◆ Assigned task:
Only the number is wanted: how many lines below include "data"?

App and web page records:
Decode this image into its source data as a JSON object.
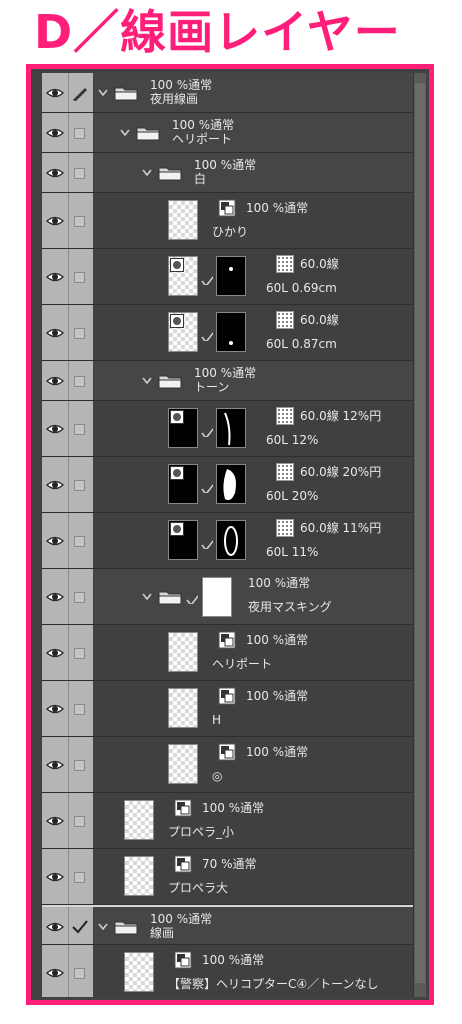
{
  "heading": "D／線画レイヤー",
  "colors": {
    "accent": "#ff1f7a",
    "panel_bg": "#424242",
    "selected": "#6f7d8f"
  },
  "icons": {
    "visibility": "eye-icon",
    "lock": "lock-checkbox",
    "pen": "pen-icon",
    "folder": "folder-icon",
    "expand": "chevron-down-icon"
  },
  "layers": [
    {
      "line1": "100 %通常",
      "line2": "夜用線画"
    },
    {
      "line1": "100 %通常",
      "line2": "ヘリポート"
    },
    {
      "line1": "100 %通常",
      "line2": "白"
    },
    {
      "line1": "100 %通常",
      "line2": "ひかり"
    },
    {
      "line1": "60.0線",
      "line2": "60L 0.69cm"
    },
    {
      "line1": "60.0線",
      "line2": "60L 0.87cm"
    },
    {
      "line1": "100 %通常",
      "line2": "トーン"
    },
    {
      "line1": "60.0線 12%円",
      "line2": "60L 12%"
    },
    {
      "line1": "60.0線 20%円",
      "line2": "60L 20%"
    },
    {
      "line1": "60.0線 11%円",
      "line2": "60L 11%"
    },
    {
      "line1": "100 %通常",
      "line2": "夜用マスキング"
    },
    {
      "line1": "100 %通常",
      "line2": "ヘリポート"
    },
    {
      "line1": "100 %通常",
      "line2": "H"
    },
    {
      "line1": "100 %通常",
      "line2": "◎"
    },
    {
      "line1": "100 %通常",
      "line2": "プロペラ_小"
    },
    {
      "line1": "70 %通常",
      "line2": "プロペラ大"
    },
    {
      "line1": "100 %通常",
      "line2": "線画"
    },
    {
      "line1": "100 %通常",
      "line2": "【警察】ヘリコプターC④／トーンなし"
    }
  ]
}
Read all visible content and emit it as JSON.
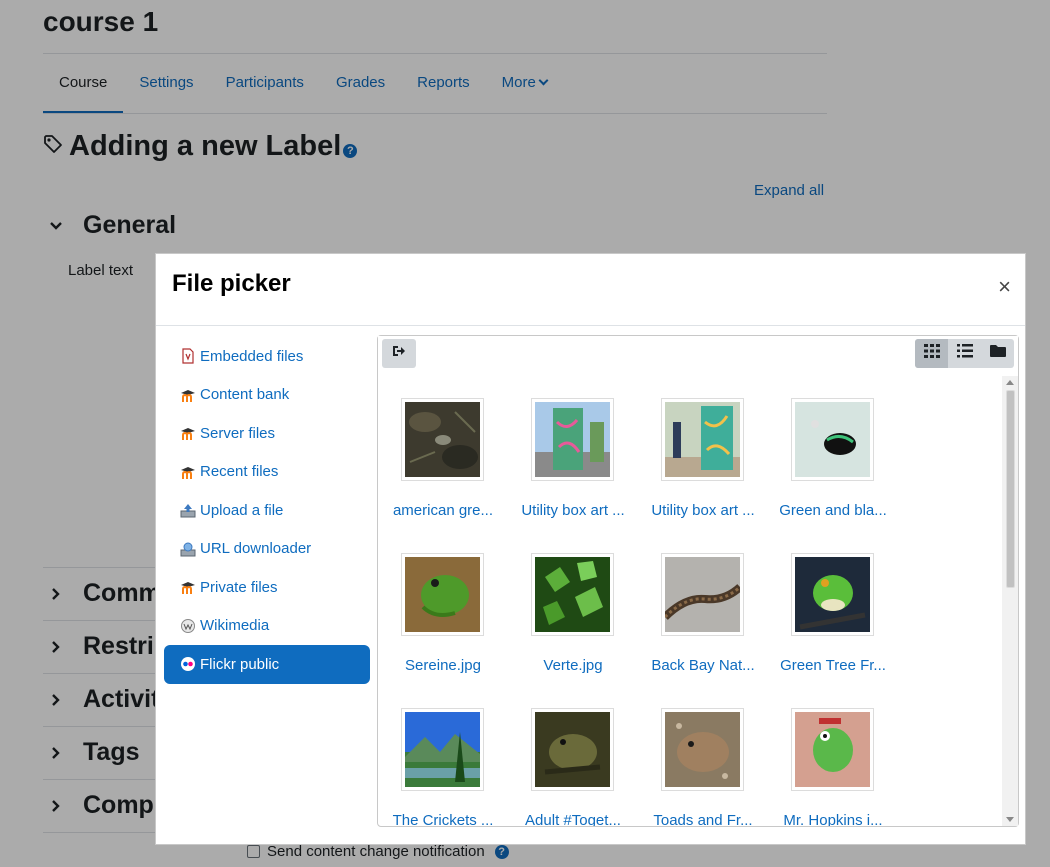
{
  "course": {
    "title": "course 1"
  },
  "secondary_nav": {
    "tabs": [
      {
        "label": "Course",
        "active": true
      },
      {
        "label": "Settings",
        "active": false
      },
      {
        "label": "Participants",
        "active": false
      },
      {
        "label": "Grades",
        "active": false
      },
      {
        "label": "Reports",
        "active": false
      },
      {
        "label": "More",
        "active": false
      }
    ]
  },
  "form": {
    "heading": "Adding a new Label",
    "expand_all": "Expand all",
    "sections": [
      {
        "label": "General",
        "expanded": true
      },
      {
        "label": "Comm",
        "expanded": false
      },
      {
        "label": "Restri",
        "expanded": false
      },
      {
        "label": "Activit",
        "expanded": false
      },
      {
        "label": "Tags",
        "expanded": false
      },
      {
        "label": "Comp",
        "expanded": false
      }
    ],
    "label_text": "Label text",
    "notify_label": "Send content change notification"
  },
  "file_picker": {
    "title": "File picker",
    "close_glyph": "×",
    "repositories": [
      {
        "label": "Embedded files",
        "icon": "embedded-files-icon",
        "active": false
      },
      {
        "label": "Content bank",
        "icon": "moodle-icon",
        "active": false
      },
      {
        "label": "Server files",
        "icon": "moodle-icon",
        "active": false
      },
      {
        "label": "Recent files",
        "icon": "moodle-icon",
        "active": false
      },
      {
        "label": "Upload a file",
        "icon": "upload-icon",
        "active": false
      },
      {
        "label": "URL downloader",
        "icon": "url-download-icon",
        "active": false
      },
      {
        "label": "Private files",
        "icon": "moodle-icon",
        "active": false
      },
      {
        "label": "Wikimedia",
        "icon": "wikimedia-icon",
        "active": false
      },
      {
        "label": "Flickr public",
        "icon": "flickr-icon",
        "active": true
      }
    ],
    "view_mode": "icons",
    "files": [
      {
        "name": "american gre..."
      },
      {
        "name": "Utility box art ..."
      },
      {
        "name": "Utility box art ..."
      },
      {
        "name": "Green and bla..."
      },
      {
        "name": "Sereine.jpg"
      },
      {
        "name": "Verte.jpg"
      },
      {
        "name": "Back Bay Nat..."
      },
      {
        "name": "Green Tree Fr..."
      },
      {
        "name": "The Crickets ..."
      },
      {
        "name": "Adult #Toget..."
      },
      {
        "name": "Toads and Fr..."
      },
      {
        "name": "Mr. Hopkins i..."
      }
    ]
  },
  "colors": {
    "accent": "#0f6cbf",
    "text": "#1d2125"
  }
}
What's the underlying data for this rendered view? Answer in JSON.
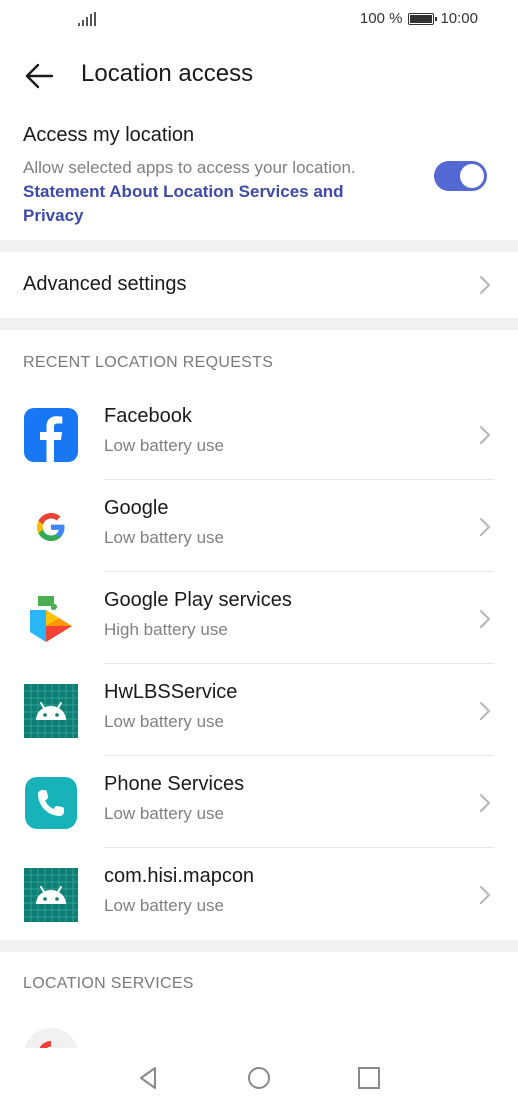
{
  "status_bar": {
    "battery_percent": "100 %",
    "time": "10:00"
  },
  "header": {
    "title": "Location access"
  },
  "access": {
    "title": "Access my location",
    "description": "Allow selected apps to access your location.",
    "link": "Statement About Location Services and Privacy",
    "enabled": true
  },
  "advanced": {
    "label": "Advanced settings"
  },
  "recent": {
    "header": "RECENT LOCATION REQUESTS",
    "apps": [
      {
        "name": "Facebook",
        "usage": "Low battery use",
        "icon": "facebook-icon"
      },
      {
        "name": "Google",
        "usage": "Low battery use",
        "icon": "google-icon"
      },
      {
        "name": "Google Play services",
        "usage": "High battery use",
        "icon": "google-play-services-icon"
      },
      {
        "name": "HwLBSService",
        "usage": "Low battery use",
        "icon": "android-icon"
      },
      {
        "name": "Phone Services",
        "usage": "Low battery use",
        "icon": "phone-services-icon"
      },
      {
        "name": "com.hisi.mapcon",
        "usage": "Low battery use",
        "icon": "android-icon"
      }
    ]
  },
  "services": {
    "header": "LOCATION SERVICES"
  },
  "colors": {
    "accent": "#5468d4",
    "link": "#3d4aa8",
    "secondary_text": "#808080",
    "divider": "#f1f1f1"
  }
}
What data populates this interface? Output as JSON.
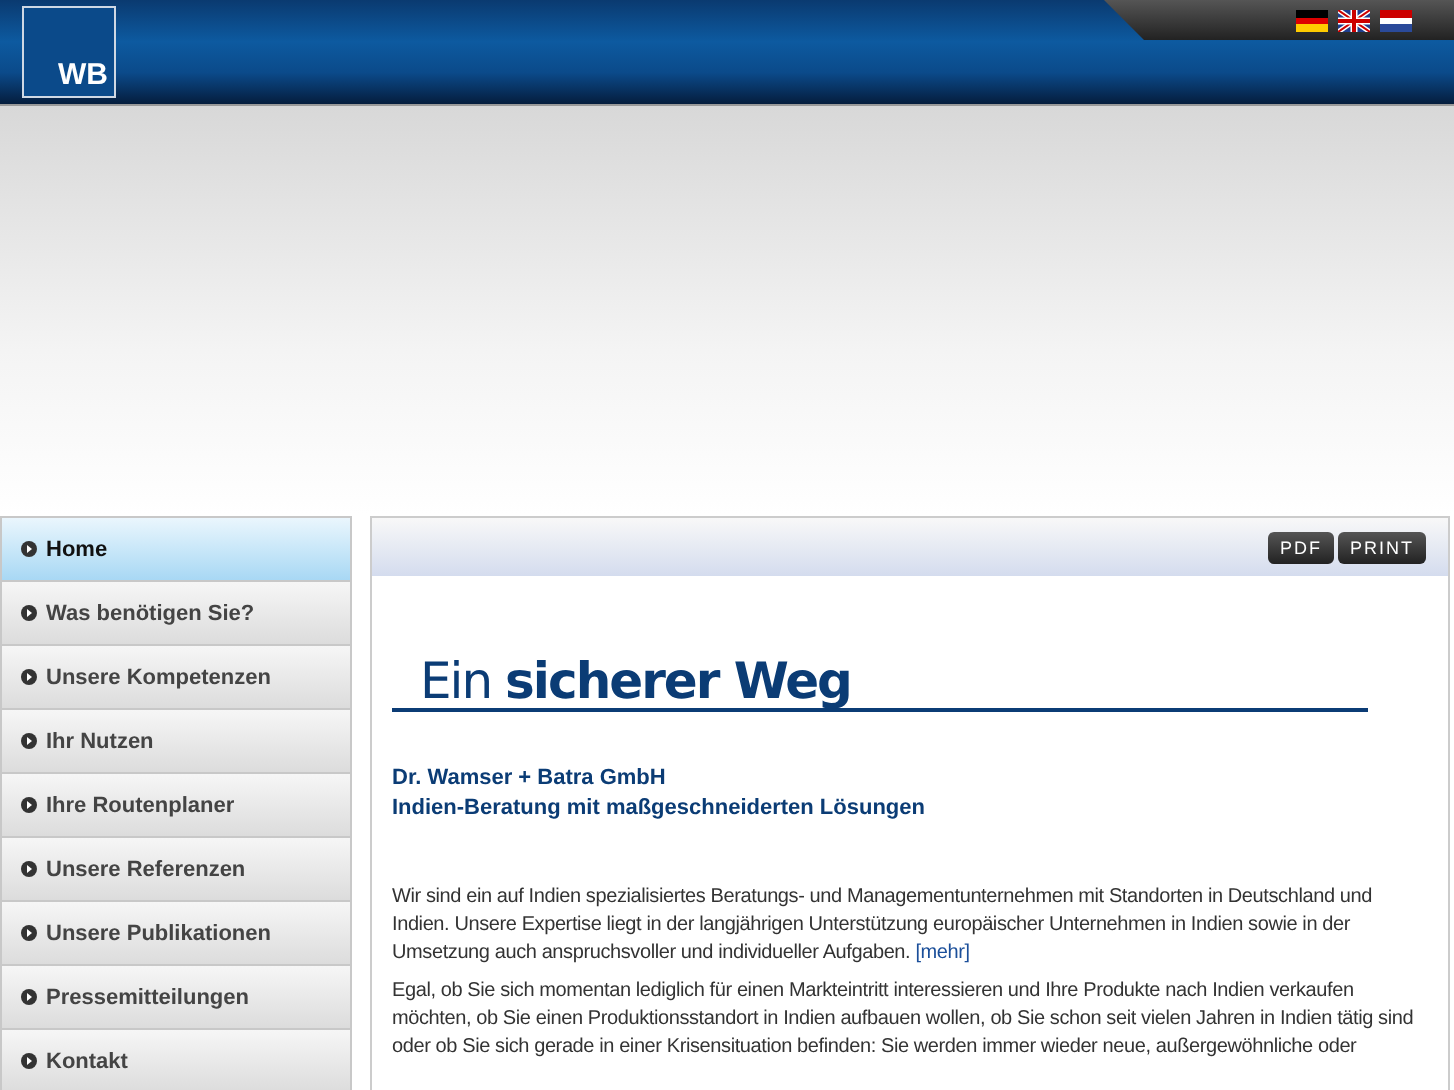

◆ Answer to this task:
3